==== Task material ====

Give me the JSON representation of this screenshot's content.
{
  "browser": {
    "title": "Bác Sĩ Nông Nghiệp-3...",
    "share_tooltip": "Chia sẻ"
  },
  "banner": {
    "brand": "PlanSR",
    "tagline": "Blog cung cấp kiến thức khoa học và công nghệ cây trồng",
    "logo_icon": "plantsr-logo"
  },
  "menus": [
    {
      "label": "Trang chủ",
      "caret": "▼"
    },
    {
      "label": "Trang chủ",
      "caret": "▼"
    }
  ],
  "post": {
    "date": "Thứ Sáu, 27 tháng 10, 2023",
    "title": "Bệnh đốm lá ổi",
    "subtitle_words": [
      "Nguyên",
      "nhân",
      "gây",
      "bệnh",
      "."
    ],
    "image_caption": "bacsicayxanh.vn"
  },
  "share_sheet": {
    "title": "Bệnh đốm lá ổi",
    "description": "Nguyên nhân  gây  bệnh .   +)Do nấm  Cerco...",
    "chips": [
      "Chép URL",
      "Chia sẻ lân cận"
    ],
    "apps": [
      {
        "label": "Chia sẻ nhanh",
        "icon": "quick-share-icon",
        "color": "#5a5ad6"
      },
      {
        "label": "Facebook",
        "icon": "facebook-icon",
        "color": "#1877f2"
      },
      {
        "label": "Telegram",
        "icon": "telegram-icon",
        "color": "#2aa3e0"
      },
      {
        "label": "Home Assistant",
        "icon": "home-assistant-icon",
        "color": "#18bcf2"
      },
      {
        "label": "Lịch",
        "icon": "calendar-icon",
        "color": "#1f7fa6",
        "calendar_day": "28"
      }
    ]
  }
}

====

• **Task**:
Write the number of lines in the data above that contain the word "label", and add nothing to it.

• **Expected answer**:
7